The DMC World DJ Championships is an annual turntablist competition organised by Disco Mix Club (DMC). It began in 1986 in the United Kingdom and was founded by the entrepreneurial Tony Prince, who hosts the World Final every year.
The Australian chapter of DMC was established by Stewart Hannah in the late 1980s. Stewart is a charismatic guy who runs DMC Records in Melbourne and helped build turntablism in Australia. He was generous and took care of State champions in the competition, usually flying DJs down a day or two before the battle to appear on radio as well as providing a space to practice.
The 2000s were a good time for turntablism and battle DJing — people were really on point. The judging panels were always solid, sometimes running with ten experienced, Australian DJs along with, usually, an international guest (past judges have included: A-Trak, Roc Raida, DJ Craze, DJ Noize).
In 2003, judges were given personal monitors to watch the action close up… another year hydraulic tables were built so that a DJ’s preferred table height could be catered for instantly. In hindsight, it’s crazy how solid ‘turntablism’ was in the early-mid 2000s, especially when you see how much it’s waned since and returned to where it started — the bedroom. But a resurgence, similar to that of breakdancing is about to happen.
2002 was an exciting year in Australia, as it was the first and only year that DMC in Australia introduced the 'Battle For World Supremacy'; a head-to-head competition. In Queensland, this saw Da Masta and I battle out years of animosity about 'who was the best'. I won that battle, however Da Masta put on a great entertaining performance.
I was heavily involved with the competition in the early ’00s when I won three state titles back-to-back. In those years, DJ Dexter (The Avalanches) had withdrawn from the spotlight, with Staen-1 (from Adelaide) stepping up to the plate to win three Australian titles back-to-back.
In 2003, the trusty crew of the 2002/ 2003 state champions bid farewell. It was like a little community — we’d look forward to meeting up in Melbourne each year, full of laughs and friendly competition.
DJ Finatik and I decided to step away from battling at that time and others followed suit. In many ways things were never going to be the same; gradually the skill level decreased, DJ Perplex pressed up custom records and the rest was history.
On one hand, the challenge of diggin’ up records to use in a routine was gone, on the other, pressing up a custom piece of vinyl gave Perplex his own material to work with. Most people viewed it as a negative, but some people latched onto the idea and I think that deterred a lot of people from the competition — there were purists as well as progressive thinkers.
After I returned from a working holiday in the UK for two years in 2008 and saw the state DMC was in, it was no wonder that Stewart Hannah decided not to continue with the competition — there was no competition! It seemed like people went back to ‘Captain Caveman’ styles.

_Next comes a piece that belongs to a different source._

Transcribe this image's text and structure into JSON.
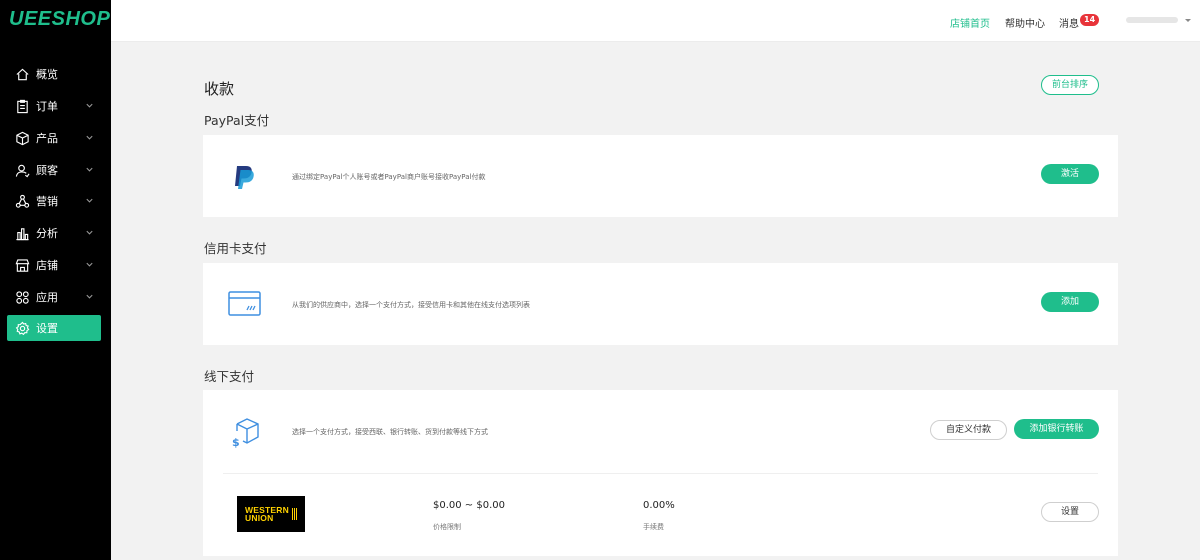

However, in 2012, with the advent of technology and a change in the format of the competition allowing Digital Vinyl Systems (DVS) like Serato, a new beast has been born. Now there are two camps: devout vinyl-only turntablists (Nikk-C and myself for example) and others, who opt to use DVS. The DJs of old are hungry, networking and practicing like madmen, while there’s a new evolution of DJs emerging from their bedrooms.
Nikk-C is the reigning Queensland champion. This year he’s defending his title. I am also contemplating coming out of retirement after nine years to have a stab at it. Considering we're in a crew together, Dirty Diggaz, this is going to be either fun or painful, as we've actually never battled in our many years of being friends/ DJs. Though we are friends, as soon as you hit that stage, you are enemies. Nothing more. Nothing less. Your weapons are your routine — crafted, created and perfected over months, using nothing but records and a stock standard mixer.
The announcement of the 2012 DMCs returning to Brisbane has kicked everyone’s ass into practice mode. This year will be interesting, as Brisbane seems to have seen a turntablist resurgence, with the Queensland title up for grabs at this point. Good luck to all the competitors and see you on the battlefield!
(DJ Sheep is a 3x Queensland DMC DJ Champion.)
The Queensland State Final takes place at Coniston Lane on Saturday July 21 FEAT. A PERFORMANCE FROM DJ DEXTER